● **Description of the task**: Every line below containing the word "helloWorld" should be found and copied.

● **Data about app and page elements**:
# # # #

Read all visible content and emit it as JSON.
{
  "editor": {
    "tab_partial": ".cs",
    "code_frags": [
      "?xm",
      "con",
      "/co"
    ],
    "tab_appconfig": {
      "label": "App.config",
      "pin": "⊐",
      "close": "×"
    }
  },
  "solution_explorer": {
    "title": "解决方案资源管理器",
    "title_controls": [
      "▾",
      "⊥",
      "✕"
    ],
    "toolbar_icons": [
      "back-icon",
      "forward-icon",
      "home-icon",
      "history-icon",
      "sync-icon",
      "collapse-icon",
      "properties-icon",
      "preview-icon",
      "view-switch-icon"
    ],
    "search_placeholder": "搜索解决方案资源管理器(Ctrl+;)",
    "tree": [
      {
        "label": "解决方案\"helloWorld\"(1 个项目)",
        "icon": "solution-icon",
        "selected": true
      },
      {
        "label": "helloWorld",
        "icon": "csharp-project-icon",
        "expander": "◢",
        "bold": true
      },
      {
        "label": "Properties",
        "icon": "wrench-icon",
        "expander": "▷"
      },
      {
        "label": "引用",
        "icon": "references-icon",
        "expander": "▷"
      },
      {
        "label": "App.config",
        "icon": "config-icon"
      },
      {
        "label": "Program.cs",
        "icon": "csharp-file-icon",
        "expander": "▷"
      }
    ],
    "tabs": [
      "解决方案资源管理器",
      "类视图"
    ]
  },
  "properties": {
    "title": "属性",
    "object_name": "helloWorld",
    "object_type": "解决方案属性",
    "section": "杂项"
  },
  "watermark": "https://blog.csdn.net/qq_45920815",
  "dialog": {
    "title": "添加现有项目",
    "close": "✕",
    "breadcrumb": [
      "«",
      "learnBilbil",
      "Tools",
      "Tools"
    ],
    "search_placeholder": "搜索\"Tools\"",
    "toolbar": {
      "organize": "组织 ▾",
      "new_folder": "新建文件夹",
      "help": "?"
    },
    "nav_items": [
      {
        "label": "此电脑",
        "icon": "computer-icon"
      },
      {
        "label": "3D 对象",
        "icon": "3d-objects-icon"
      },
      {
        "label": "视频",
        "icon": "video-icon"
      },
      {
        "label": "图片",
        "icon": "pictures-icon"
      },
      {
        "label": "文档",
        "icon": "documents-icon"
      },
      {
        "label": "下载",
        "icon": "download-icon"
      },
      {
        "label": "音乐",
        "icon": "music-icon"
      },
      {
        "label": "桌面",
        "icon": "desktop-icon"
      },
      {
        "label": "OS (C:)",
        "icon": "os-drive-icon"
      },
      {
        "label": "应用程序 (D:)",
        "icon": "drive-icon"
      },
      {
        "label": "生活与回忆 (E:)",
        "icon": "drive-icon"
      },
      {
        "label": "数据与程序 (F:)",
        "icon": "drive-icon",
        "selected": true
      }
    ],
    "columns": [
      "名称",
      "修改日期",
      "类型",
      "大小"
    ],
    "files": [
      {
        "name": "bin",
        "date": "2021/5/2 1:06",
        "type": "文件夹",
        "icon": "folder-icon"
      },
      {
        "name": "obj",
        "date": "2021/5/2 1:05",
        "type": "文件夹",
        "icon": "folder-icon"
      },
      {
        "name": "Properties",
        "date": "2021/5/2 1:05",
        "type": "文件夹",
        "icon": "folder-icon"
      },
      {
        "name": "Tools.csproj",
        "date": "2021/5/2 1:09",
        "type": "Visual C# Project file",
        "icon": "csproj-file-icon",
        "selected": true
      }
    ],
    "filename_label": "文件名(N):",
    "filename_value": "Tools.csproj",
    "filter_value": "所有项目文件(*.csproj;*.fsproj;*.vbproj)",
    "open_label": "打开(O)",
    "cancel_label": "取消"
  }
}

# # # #

● **Result of this exercise**:
        "label": "解决方案\"helloWorld\"(1 个项目)",
        "label": "helloWorld",
    "object_name": "helloWorld",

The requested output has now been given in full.